|May 9, 1983||AS||Assignment|
Owner name: SENCO PRODUCTS, INC., 8485 BROADWELL ROAD, CINCINN
Free format text: ASSIGNMENT OF ASSIGNORS INTEREST.;ASSIGNORS:WARMAN, THOMAS E.;BAKER, GORDON P.;SMITH, JAMES E.;REEL/FRAME:004125/0049
Effective date: 19830323
|Sep 26, 1984||AS||Assignment|
Owner name: SENCORP. 8485 BROADWELL ROAD CINCINNATI, OH 45244
Free format text: ASSIGNMENT OF ASSIGNORS INTEREST.;ASSIGNOR:SENCO PRODUCTS, INC., A CORP. OF OH;REEL/FRAME:004303/0889
Effective date: 19840914

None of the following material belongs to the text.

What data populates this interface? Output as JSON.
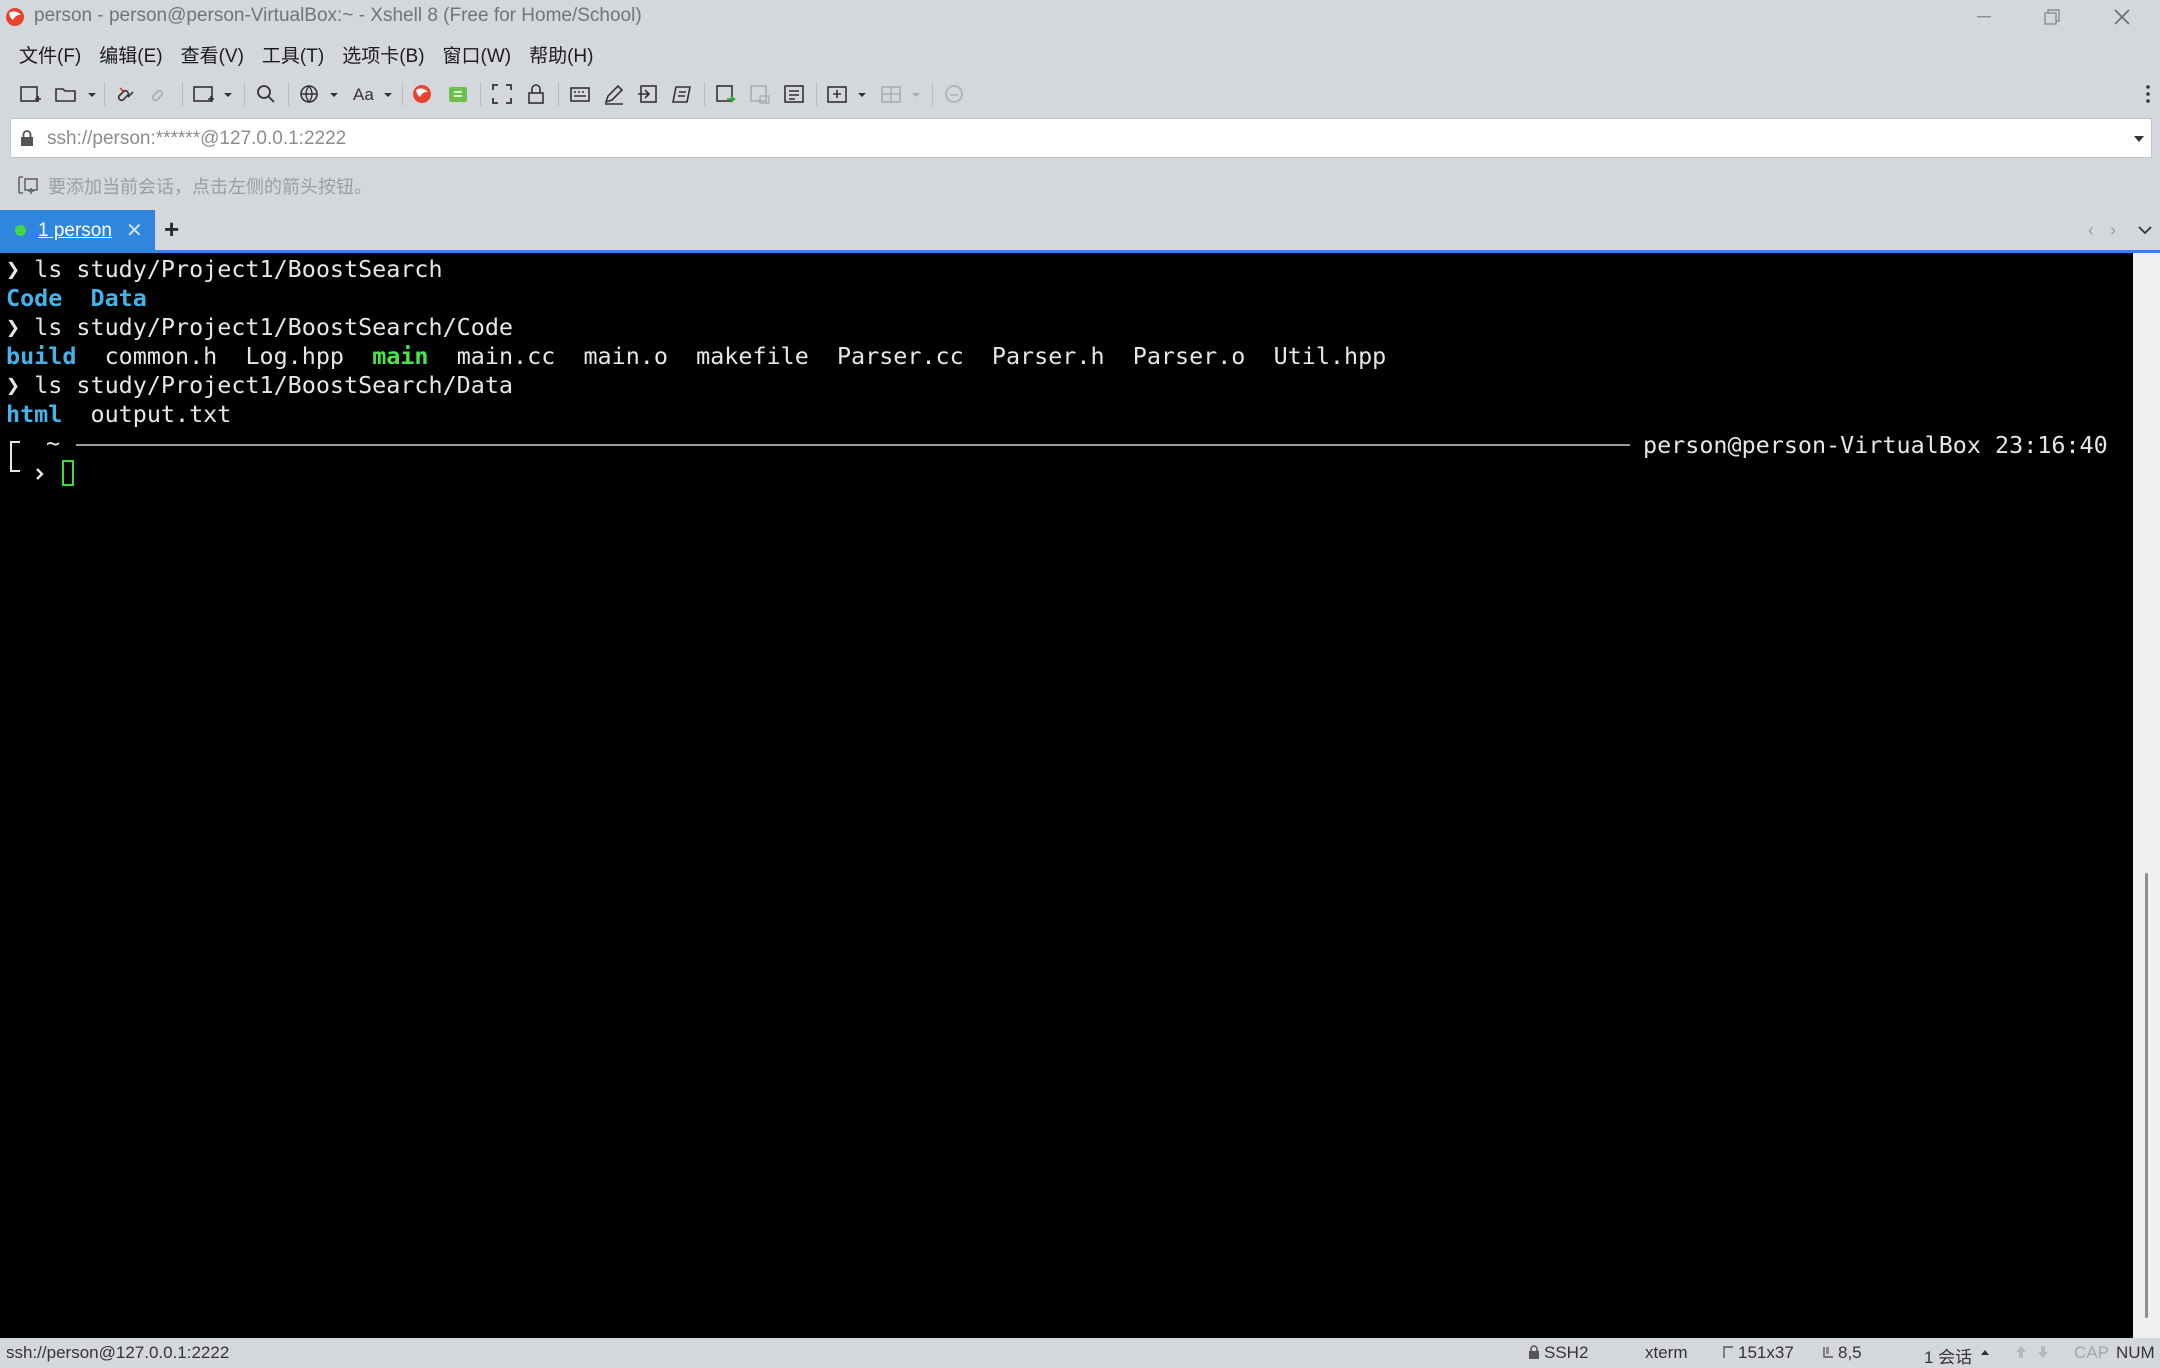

|Mar 14, 1989||FPAY||Fee payment|
Year of fee payment: 4
|Oct 3, 1993||LAPS||Lapse for failure to pay maintenance fees|
|Dec 21, 1993||FP||Expired due to failure to pay maintenance fee|
Effective date: 19931003